**Task directions**
Output all of the data below exactly as given.

(Extracted data entries)
* * * * * * *

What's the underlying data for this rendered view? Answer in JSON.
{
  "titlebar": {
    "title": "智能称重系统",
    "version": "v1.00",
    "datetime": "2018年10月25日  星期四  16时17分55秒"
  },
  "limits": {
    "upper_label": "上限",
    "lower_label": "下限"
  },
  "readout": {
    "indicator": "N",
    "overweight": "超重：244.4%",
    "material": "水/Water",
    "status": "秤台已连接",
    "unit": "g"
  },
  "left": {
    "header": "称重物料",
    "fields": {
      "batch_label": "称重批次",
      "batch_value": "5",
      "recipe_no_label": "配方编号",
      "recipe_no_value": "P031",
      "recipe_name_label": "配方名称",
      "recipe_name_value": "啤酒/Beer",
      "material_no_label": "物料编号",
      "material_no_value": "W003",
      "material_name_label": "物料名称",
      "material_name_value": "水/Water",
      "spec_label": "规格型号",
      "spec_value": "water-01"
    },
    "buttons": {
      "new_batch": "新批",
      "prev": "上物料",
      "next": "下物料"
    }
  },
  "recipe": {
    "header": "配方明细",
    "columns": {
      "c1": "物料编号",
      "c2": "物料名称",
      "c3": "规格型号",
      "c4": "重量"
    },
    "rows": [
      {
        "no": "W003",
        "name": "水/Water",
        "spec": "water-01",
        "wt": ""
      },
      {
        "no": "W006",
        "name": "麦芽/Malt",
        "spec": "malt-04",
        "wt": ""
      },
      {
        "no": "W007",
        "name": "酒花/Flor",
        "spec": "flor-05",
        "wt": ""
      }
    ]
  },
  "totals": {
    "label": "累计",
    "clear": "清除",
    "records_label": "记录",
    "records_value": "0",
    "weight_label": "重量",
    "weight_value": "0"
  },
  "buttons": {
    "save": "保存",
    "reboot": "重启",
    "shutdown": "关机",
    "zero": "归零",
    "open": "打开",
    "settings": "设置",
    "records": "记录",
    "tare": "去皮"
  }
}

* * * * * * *

**Response**
What's the underlying data for this rendered view? Answer in JSON.
{
  "titlebar": {
    "title": "智能称重系统",
    "version": "v1.00",
    "datetime": "2018年10月25日  星期四  16时17分55秒"
  },
  "limits": {
    "upper_label": "上限",
    "lower_label": "下限"
  },
  "readout": {
    "indicator": "N",
    "overweight": "超重：244.4%",
    "material": "水/Water",
    "status": "秤台已连接",
    "unit": "g"
  },
  "left": {
    "header": "称重物料",
    "fields": {
      "batch_label": "称重批次",
      "batch_value": "5",
      "recipe_no_label": "配方编号",
      "recipe_no_value": "P031",
      "recipe_name_label": "配方名称",
      "recipe_name_value": "啤酒/Beer",
      "material_no_label": "物料编号",
      "material_no_value": "W003",
      "material_name_label": "物料名称",
      "material_name_value": "水/Water",
      "spec_label": "规格型号",
      "spec_value": "water-01"
    },
    "buttons": {
      "new_batch": "新批",
      "prev": "上物料",
      "next": "下物料"
    }
  },
  "recipe": {
    "header": "配方明细",
    "columns": {
      "c1": "物料编号",
      "c2": "物料名称",
      "c3": "规格型号",
      "c4": "重量"
    },
    "rows": [
      {
        "no": "W003",
        "name": "水/Water",
        "spec": "water-01",
        "wt": ""
      },
      {
        "no": "W006",
        "name": "麦芽/Malt",
        "spec": "malt-04",
        "wt": ""
      },
      {
        "no": "W007",
        "name": "酒花/Flor",
        "spec": "flor-05",
        "wt": ""
      }
    ]
  },
  "totals": {
    "label": "累计",
    "clear": "清除",
    "records_label": "记录",
    "records_value": "0",
    "weight_label": "重量",
    "weight_value": "0"
  },
  "buttons": {
    "save": "保存",
    "reboot": "重启",
    "shutdown": "关机",
    "zero": "归零",
    "open": "打开",
    "settings": "设置",
    "records": "记录",
    "tare": "去皮"
  }
}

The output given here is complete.